At the lightning-like pace of a world in constant flux, the past two years have assured us of one thing – the future is hard to predict.
Even with deliberate and informed community input, knowing what’s on the horizon and being prepared for it, is tricky work. But, as farmers will tell you, there are things we can do.
Springtime greetings, OCN readers. Have your wands at the ready, for what I bring to share with you today is pure magic…kitchen magic! In truth, it’s basic chemistry…but why let all those dull dreary details get in our way?
My Chaplaincy internship took place in a local Nursing/Rehabilitation Home. While it wasn’t the first nursing home that I entered in my Rabbinical career, I learned a great deal about people during my internship, among them, that every person needs to feel independent. That drive to be independent in how we care and think for ourselves is vital to our lives. It’s what makes us individuals, it’s what makes us who we are.
When I had to set the menu for Yom Ha’Atzmaut this year, I had no doubt this cake would be on the menu. Not only is it delicious and easy to make - it sums up the Israeli essence - The ‘Chafif’ culture. The Chafif culture is everything from the “relax! it will be fine” to the lack of thinking things through, rounding of corners and leaving loose ends. We Israelis pay a heavy price for the Chafif culture, at both personal and at the national levels. That being said, the Chafif culture is also the key to unlock Israeli innovation, from the establishment of the state in record time, to the insanely flourishing Israeli startups. The improvisational ability and creativity of the Israeli people, seems like an evolution of a messy, innovative people! This cake is a perfect example of that: a little bit cream, a little bit chocolate and biscuits, Chafif-no-bake, and it is absolutely delicious!
The last week of this April provided examples of two alternative directions for the future of the Middle East. This year, the Muslim holy month of Ramadan happened to coincide with Yom Hashoah, Holocaust Remembrance Day. According to their tradition, we saw the leadership of Iran hold their Quds Day event on the last Friday of Ramadan with their traditional calls for the destruction of Israel. By stark contrast, on the occasion of the “March of the Living” in Poland, delegations of Arabs from both Israel and across the Middle East marched in solidarity with over 2,500 Jews from around the world to commemorate the Holocaust at Auschwitz.
We’re racing and pacing and plotting the course, fighting and biting and riding on our horse…

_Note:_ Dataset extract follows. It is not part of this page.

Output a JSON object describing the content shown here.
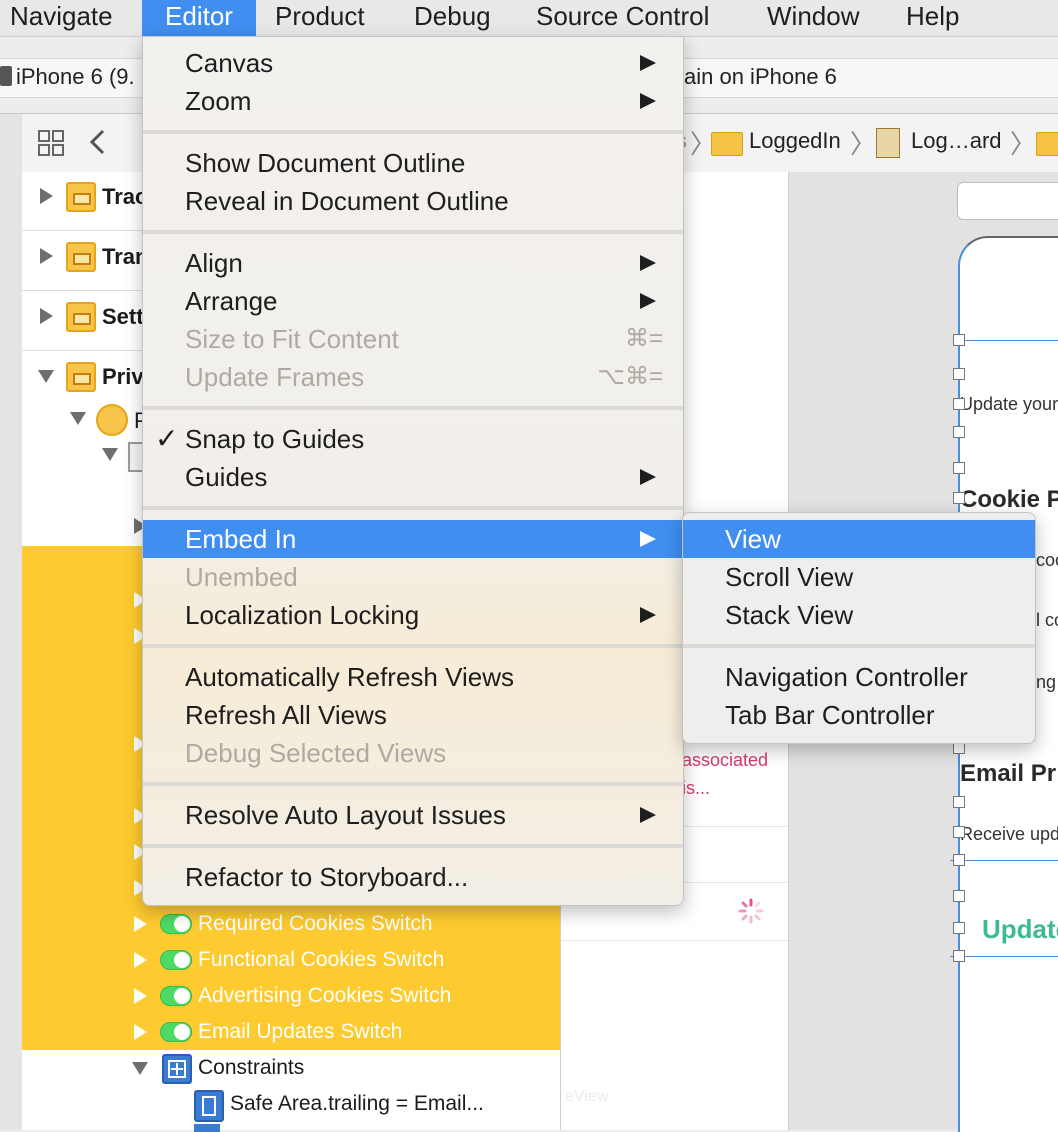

So maybe this “Cake” song doesn’t exactly fit here, but it does describe how we are ‘Going the Distance’ to prepare for Camp Ideal this summer! Camp is on the brain for all of the JFed staff, and I couldn’t be more excited for summer to begin! A few updates about what’s going on at the Federation before I cover some great programs we have coming up.